=== Records shown ===

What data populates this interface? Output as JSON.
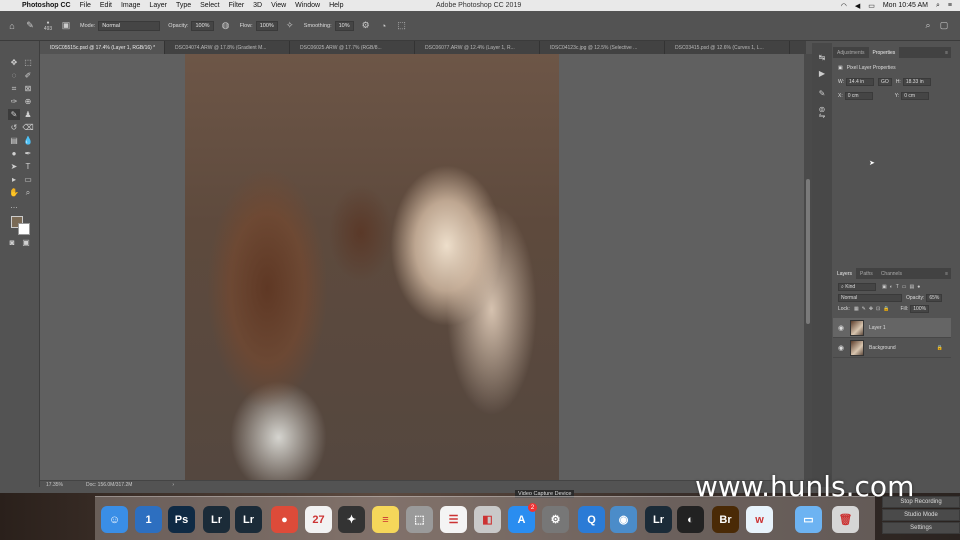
{
  "menubar": {
    "app": "Photoshop CC",
    "items": [
      "File",
      "Edit",
      "Image",
      "Layer",
      "Type",
      "Select",
      "Filter",
      "3D",
      "View",
      "Window",
      "Help"
    ],
    "window_title": "Adobe Photoshop CC 2019",
    "clock": "Mon 10:45 AM"
  },
  "options": {
    "brush_size": "493",
    "mode_label": "Mode:",
    "mode_value": "Normal",
    "opacity_label": "Opacity:",
    "opacity_value": "100%",
    "flow_label": "Flow:",
    "flow_value": "100%",
    "smoothing_label": "Smoothing:",
    "smoothing_value": "10%"
  },
  "tabs": [
    {
      "label": "IDSC05515c.psd @ 17.4% (Layer 1, RGB/16) *"
    },
    {
      "label": "DSC04074.ARW @ 17.8% (Gradient M..."
    },
    {
      "label": "DSC06025.ARW @ 17.7% (RGB/8..."
    },
    {
      "label": "DSC06077.ARW @ 12.4% (Layer 1, R..."
    },
    {
      "label": "IDSC04123c.jpg @ 12.5% (Selective ..."
    },
    {
      "label": "DSC03415.psd @ 12.6% (Curves 1, L..."
    }
  ],
  "status": {
    "zoom": "17.35%",
    "doc": "Doc: 156.0M/317.2M"
  },
  "properties": {
    "tabs": [
      "Adjustments",
      "Properties"
    ],
    "title": "Pixel Layer Properties",
    "w_label": "W:",
    "w_value": "14.4 in",
    "h_label": "H:",
    "h_value": "18.33 in",
    "link_label": "GO",
    "x_label": "X:",
    "x_value": "0 cm",
    "y_label": "Y:",
    "y_value": "0 cm"
  },
  "layers": {
    "tabs": [
      "Layers",
      "Paths",
      "Channels"
    ],
    "kind": "Kind",
    "blend": "Normal",
    "opacity_label": "Opacity:",
    "opacity_value": "65%",
    "lock_label": "Lock:",
    "fill_label": "Fill:",
    "fill_value": "100%",
    "items": [
      {
        "name": "Layer 1"
      },
      {
        "name": "Background"
      }
    ]
  },
  "dock": {
    "icons": [
      {
        "name": "finder-icon",
        "glyph": "☺",
        "color": "#3a8ee6"
      },
      {
        "name": "1password-icon",
        "glyph": "1",
        "color": "#2d6fc0"
      },
      {
        "name": "photoshop-icon",
        "glyph": "Ps",
        "color": "#0f2a44"
      },
      {
        "name": "lightroom-icon",
        "glyph": "Lr",
        "color": "#1b2b38"
      },
      {
        "name": "lightroom-classic-icon",
        "glyph": "Lr",
        "color": "#1b2b38"
      },
      {
        "name": "chrome-icon",
        "glyph": "●",
        "color": "#dd4b39"
      },
      {
        "name": "calendar-icon",
        "glyph": "27",
        "color": "#f2f2f2"
      },
      {
        "name": "final-cut-icon",
        "glyph": "✦",
        "color": "#333"
      },
      {
        "name": "notes-icon",
        "glyph": "≡",
        "color": "#f5d75a"
      },
      {
        "name": "screenshot-icon",
        "glyph": "⬚",
        "color": "#9a9a9a"
      },
      {
        "name": "reminders-icon",
        "glyph": "☰",
        "color": "#f4f4f4"
      },
      {
        "name": "preview-icon",
        "glyph": "◧",
        "color": "#c9c9c9"
      },
      {
        "name": "app-store-icon",
        "glyph": "A",
        "color": "#2a8df0"
      },
      {
        "name": "system-preferences-icon",
        "glyph": "⚙",
        "color": "#777"
      },
      {
        "name": "quicktime-icon",
        "glyph": "Q",
        "color": "#2b7bd6"
      },
      {
        "name": "image-capture-icon",
        "glyph": "◉",
        "color": "#4b8cc9"
      },
      {
        "name": "lightroom-icon-2",
        "glyph": "Lr",
        "color": "#1b2b38"
      },
      {
        "name": "obs-icon",
        "glyph": "◐",
        "color": "#222"
      },
      {
        "name": "bridge-icon",
        "glyph": "Br",
        "color": "#4a2a06"
      },
      {
        "name": "wunderlist-icon",
        "glyph": "w",
        "color": "#e8f3fb"
      },
      {
        "name": "downloads-folder-icon",
        "glyph": "▭",
        "color": "#6db3f2"
      },
      {
        "name": "trash-icon",
        "glyph": "🗑",
        "color": "#d6d6d6"
      }
    ],
    "badge": "2"
  },
  "obs": {
    "stop_recording": "Stop Recording",
    "studio_mode": "Studio Mode",
    "settings": "Settings"
  },
  "video_capture": "Video Capture Device",
  "watermark": "www.hunls.com"
}
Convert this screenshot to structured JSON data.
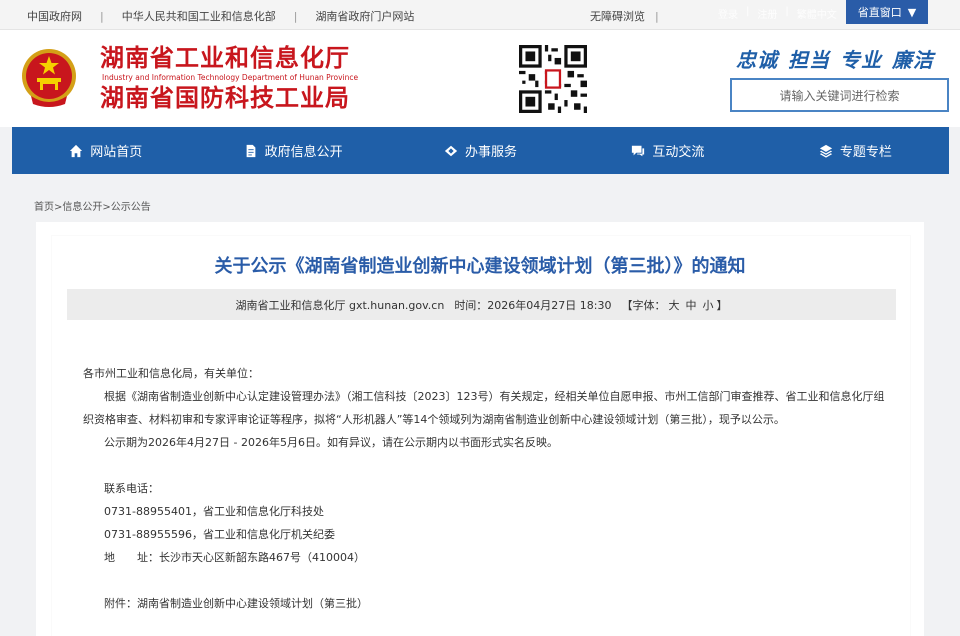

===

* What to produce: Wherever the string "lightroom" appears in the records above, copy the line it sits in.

* Response to the task:
        "name": "lightroom-icon",
        "name": "lightroom-classic-icon",
        "name": "lightroom-icon-2",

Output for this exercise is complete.